No, there is logical reason behind it. Why a small-time Mumbai gangster would stick with the name 'Jayanta' (bhai) while aspiring to become the right hand man of his mentor-bhai and own a beer bar while trying to intimidate rival gangs- is beyond civilian understanding. I strongly suspect that the title of the film was conceived before the story itself, even leading audiences (like me) to believe that we could be witness to Mumbai's first very own bumbling Gujarati middle-aged gangster. It should have read Jayanta BHAI, not Jayantabhai. But of course, as Oberoi knows all too well, there is only one BHAI. Copyright issues, maybe.
Instead, it is his love interest, the girl next door, the disturbingly pretty Neha Sharma who plays a Desai here. It is unspecified whether she is a Gujarati or Marathi Desai. Her strong ambition (IT sector, mind you) could mean that she is playing a modern good-life-loving Maharasthrian girl, while her craving for bhurji-paav in Bandra demonstrates a starry-eyed migrant Gujaratiness about her. But then, her South-Indian-looking father living in a small town next to Mumbai could mean... I digress.

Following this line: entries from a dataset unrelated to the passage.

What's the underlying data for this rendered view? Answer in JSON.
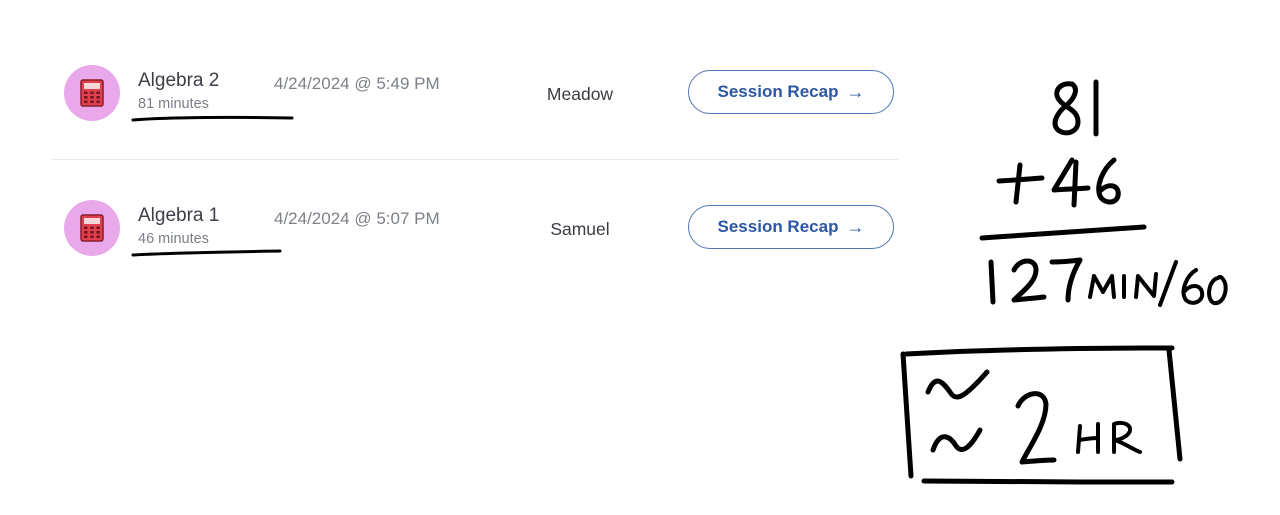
{
  "sessions": [
    {
      "subject": "Algebra 2",
      "duration": "81 minutes",
      "datetime": "4/24/2024 @ 5:49 PM",
      "tutor": "Meadow",
      "recap_label": "Session Recap",
      "recap_arrow": "→",
      "icon": "calculator-icon"
    },
    {
      "subject": "Algebra 1",
      "duration": "46 minutes",
      "datetime": "4/24/2024 @ 5:07 PM",
      "tutor": "Samuel",
      "recap_label": "Session Recap",
      "recap_arrow": "→",
      "icon": "calculator-icon"
    }
  ],
  "annotation": {
    "line1": "81",
    "line2": "+46",
    "line3": "127 MIN/60",
    "result": "≈ 2 HR"
  },
  "colors": {
    "avatar_bg": "#e9a8ea",
    "button_accent": "#2c57a4",
    "ink": "#000000"
  }
}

But there is really not much else to analyze. If you cross Hrithik Roshan's hyperactive Prem from the yesteryear Barjatya masterpiece Main Prem Ki Deewani Hoon and Oberoi's very own Maya Dola chap from Shootout in Lokhandwala - you get Jayantabhai: the overacting, tagline-spewing rasta-chaap with a flat in Bandra and a heart of brass. Vivek may have overcooked things a bit, but the love-making scene followed by a passionate song (Atif Aslam, who else) from the dunes of an exotic land to the highways of an even more exotic land with Sharma straightened him out. After all, she is only his utterly gorgeous single neighbor who drank all night with him. He needs the luck, after some brutally tough (KLPD, Prince) years behind him. The parallel track about his anger-issues and showdowns with dreaded Bollywood-loving gangster Alex is a complete shot in the dark and the only way it redeems itself is by being placed in a film with an unmixed voiceover track.

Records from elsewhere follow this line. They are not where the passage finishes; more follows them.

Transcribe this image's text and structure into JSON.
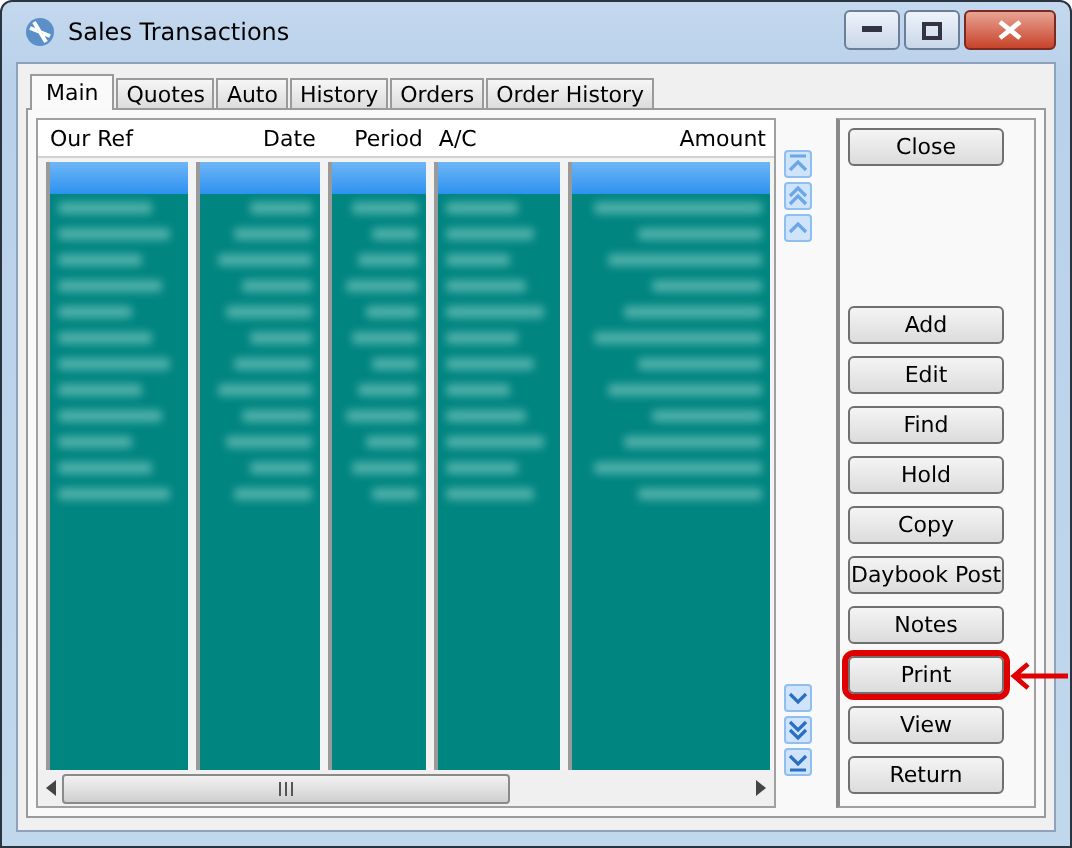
{
  "window": {
    "title": "Sales Transactions"
  },
  "tabs": [
    {
      "label": "Main",
      "selected": true
    },
    {
      "label": "Quotes",
      "selected": false
    },
    {
      "label": "Auto",
      "selected": false
    },
    {
      "label": "History",
      "selected": false
    },
    {
      "label": "Orders",
      "selected": false
    },
    {
      "label": "Order History",
      "selected": false
    }
  ],
  "table": {
    "columns": [
      {
        "label": "Our Ref"
      },
      {
        "label": "Date"
      },
      {
        "label": "Period"
      },
      {
        "label": "A/C"
      },
      {
        "label": "Amount"
      }
    ],
    "rows": [
      {
        "selected": true
      },
      {
        "selected": false
      },
      {
        "selected": false
      },
      {
        "selected": false
      },
      {
        "selected": false
      },
      {
        "selected": false
      },
      {
        "selected": false
      },
      {
        "selected": false
      },
      {
        "selected": false
      },
      {
        "selected": false
      },
      {
        "selected": false
      },
      {
        "selected": false
      },
      {
        "selected": false
      }
    ]
  },
  "buttons": [
    {
      "label": "Close",
      "kind": "top",
      "highlighted": false
    },
    {
      "label": "Add",
      "kind": "action",
      "highlighted": false
    },
    {
      "label": "Edit",
      "kind": "action",
      "highlighted": false
    },
    {
      "label": "Find",
      "kind": "action",
      "highlighted": false
    },
    {
      "label": "Hold",
      "kind": "action",
      "highlighted": false
    },
    {
      "label": "Copy",
      "kind": "action",
      "highlighted": false
    },
    {
      "label": "Daybook Post",
      "kind": "action",
      "highlighted": false
    },
    {
      "label": "Notes",
      "kind": "action",
      "highlighted": false
    },
    {
      "label": "Print",
      "kind": "action",
      "highlighted": true
    },
    {
      "label": "View",
      "kind": "action",
      "highlighted": false
    },
    {
      "label": "Return",
      "kind": "action",
      "highlighted": false
    }
  ]
}
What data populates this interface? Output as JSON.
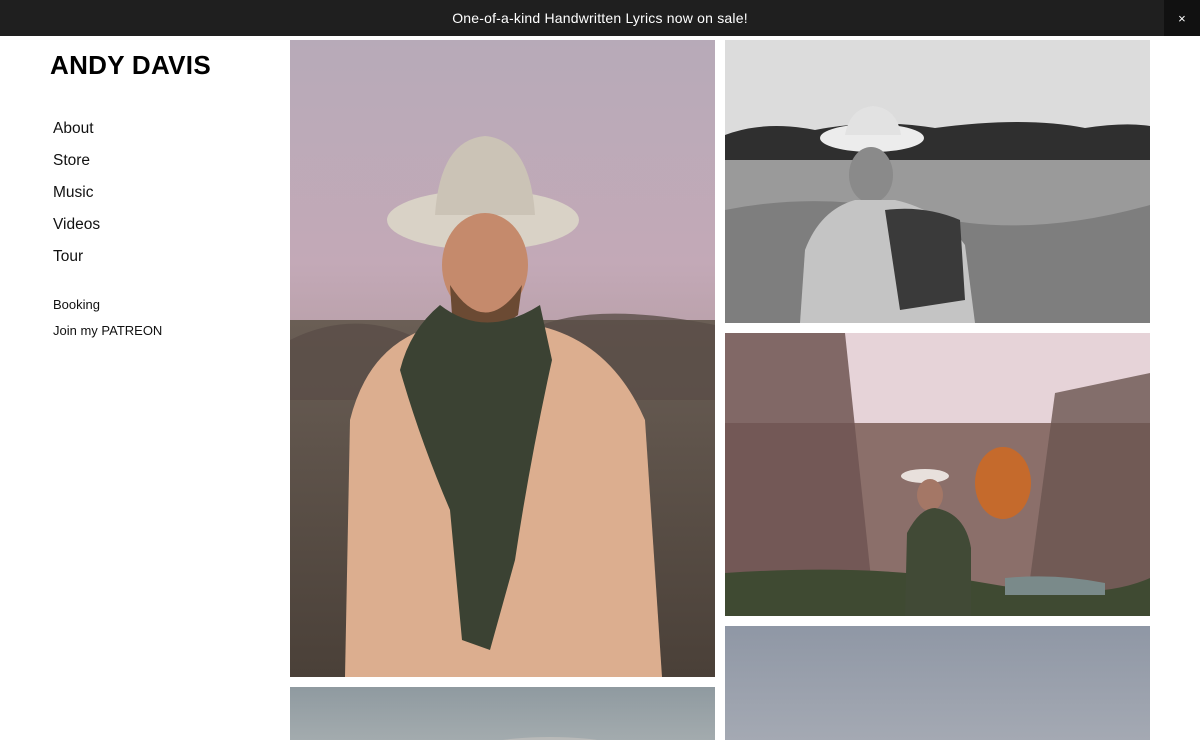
{
  "banner": {
    "text": "One-of-a-kind Handwritten Lyrics now on sale!",
    "close_label": "×"
  },
  "site": {
    "title": "ANDY DAVIS"
  },
  "nav": {
    "primary": [
      "About",
      "Store",
      "Music",
      "Videos",
      "Tour"
    ],
    "secondary": [
      "Booking",
      "Join my PATREON"
    ]
  },
  "colors": {
    "banner_bg": "#1f1f1f",
    "page_bg": "#ffffff",
    "text": "#111111"
  }
}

Vivek, to his credit, does display some serious chops when he is required to look betrayed and pained by his mentor's high-handedness. Distressed, hurt, angry, confused, humiliated - emotions that seem to be his 'right hand's play' after his showdown with a REAL BOLLYWOOD BHAI years ago.

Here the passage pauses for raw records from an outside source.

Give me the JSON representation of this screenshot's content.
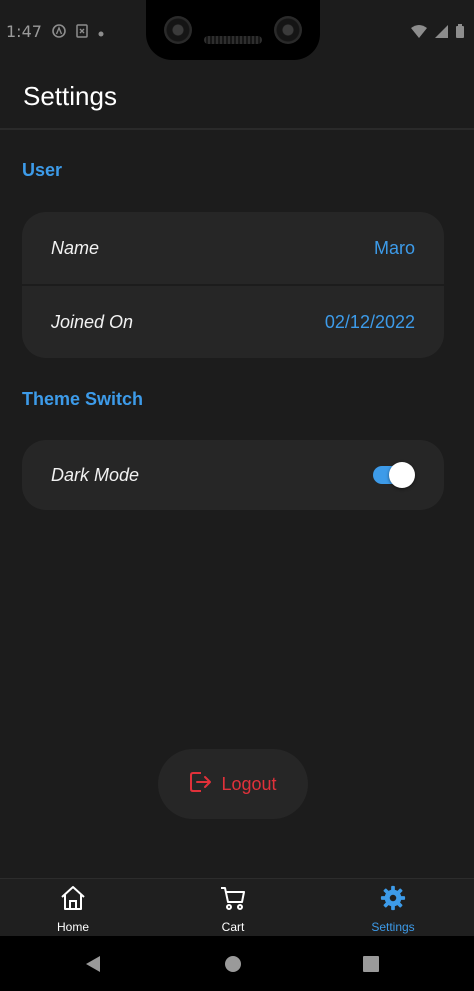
{
  "status_bar": {
    "time": "1:47"
  },
  "app_bar": {
    "title": "Settings"
  },
  "sections": {
    "user": {
      "title": "User",
      "rows": [
        {
          "label": "Name",
          "value": "Maro"
        },
        {
          "label": "Joined On",
          "value": "02/12/2022"
        }
      ]
    },
    "theme": {
      "title": "Theme Switch",
      "dark_mode_label": "Dark Mode",
      "dark_mode_on": true
    }
  },
  "logout": {
    "label": "Logout"
  },
  "bottom_nav": {
    "items": [
      {
        "label": "Home",
        "icon": "home-icon",
        "active": false
      },
      {
        "label": "Cart",
        "icon": "cart-icon",
        "active": false
      },
      {
        "label": "Settings",
        "icon": "gear-icon",
        "active": true
      }
    ]
  },
  "colors": {
    "accent": "#3d9be9",
    "background": "#1c1c1c",
    "card": "#262626",
    "logout": "#e0313a"
  }
}
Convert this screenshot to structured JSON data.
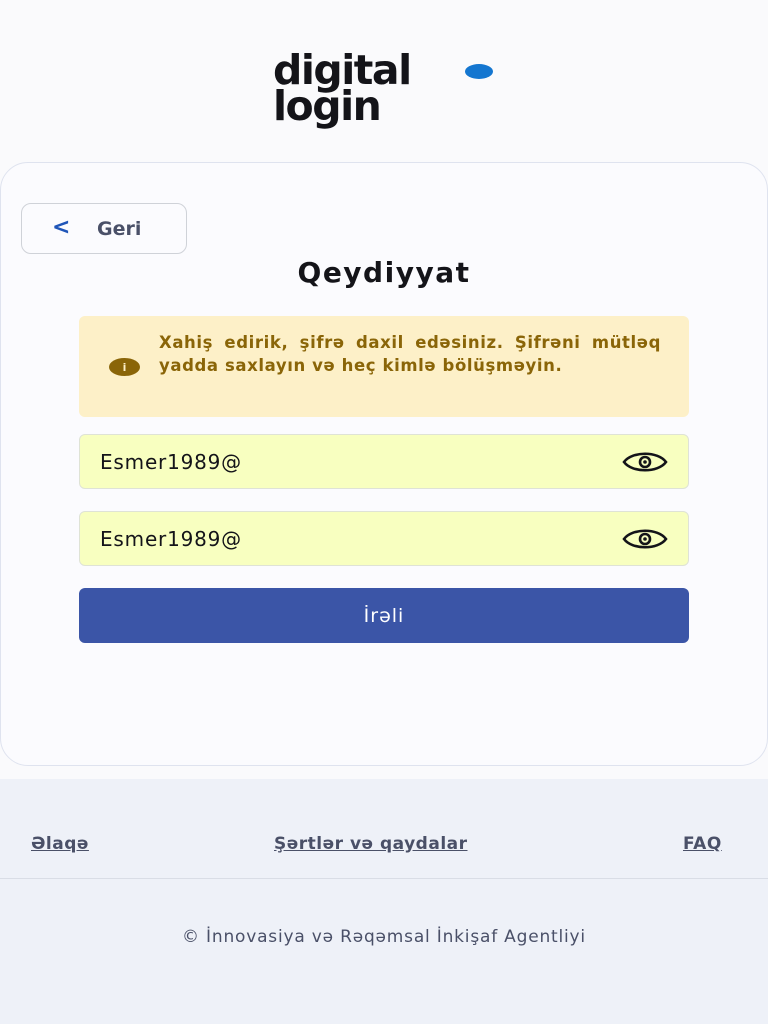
{
  "logo": {
    "line1": "digital",
    "line2": "login",
    "dot_color": "#1476d0"
  },
  "back_button": {
    "icon": "chevron-left-icon",
    "label": "Geri"
  },
  "page_title": "Qeydiyyat",
  "alert": {
    "icon": "info-icon",
    "text": "Xahiş edirik, şifrə daxil edəsiniz. Şifrəni mütləq yadda saxlayın və heç kimlə bölüşməyin.",
    "color": "#8a6508",
    "background": "#fdf0c8"
  },
  "fields": [
    {
      "value": "Esmer1989@",
      "icon": "eye-icon"
    },
    {
      "value": "Esmer1989@",
      "icon": "eye-icon"
    }
  ],
  "submit_button": {
    "label": "İrəli",
    "color": "#3b55a7"
  },
  "footer": {
    "links": [
      "Əlaqə",
      "Şərtlər və qaydalar",
      " FAQ"
    ],
    "copyright": "© İnnovasiya və Rəqəmsal İnkişaf Agentliyi"
  }
}
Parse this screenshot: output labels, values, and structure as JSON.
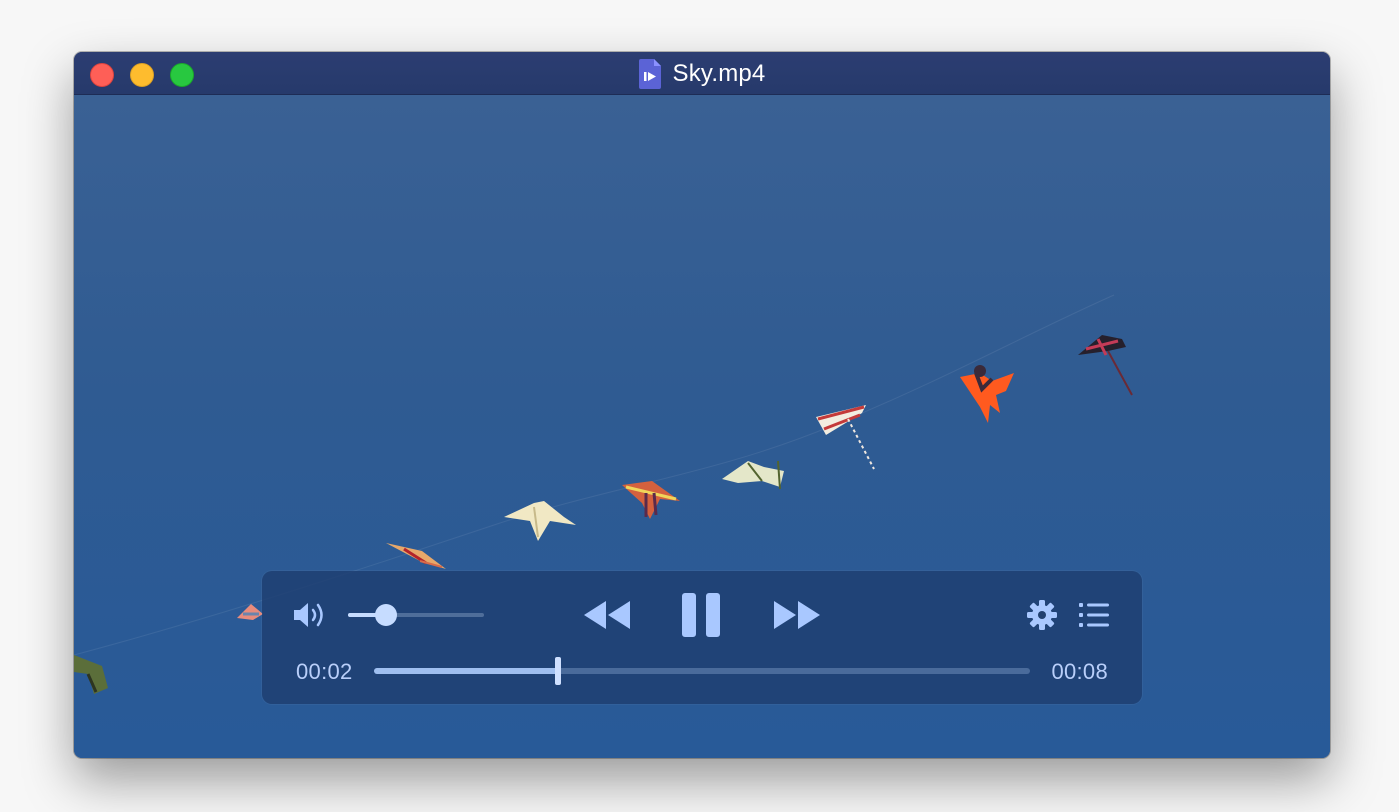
{
  "window": {
    "title": "Sky.mp4",
    "file_icon": "video-file-icon"
  },
  "player": {
    "current_time": "00:02",
    "duration": "00:08",
    "progress_fraction": 0.28,
    "volume_fraction": 0.28,
    "playing": true,
    "buttons": {
      "volume": "speaker-icon",
      "rewind": "rewind-icon",
      "pause": "pause-icon",
      "fast_forward": "fast-forward-icon",
      "settings": "gear-icon",
      "playlist": "list-icon"
    }
  },
  "colors": {
    "titlebar": "#263a6b",
    "sky": "#2f5b92",
    "controls_bg": "#1e3e70",
    "control_icon": "#a9c8ff",
    "time_text": "#b9cffa",
    "close": "#fe5f57",
    "minimize": "#febc2e",
    "zoom": "#28c840"
  }
}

Eventually, it is Neha who comes away looking like the perfect Bollywood Superstar - confident, decent dancer, beautiful, modelistic, expressive with her lips and yet to learn how to act... or modulate her voice. Katrina Kaif has some serious competition. On a serious note, with some honest hardcore workshops, she could really reach a stage where she doesn't have to choose tacky pseudo-Mumbai vehicles like this in order to display her talents.
- Rahul Desai aka Reel Reptile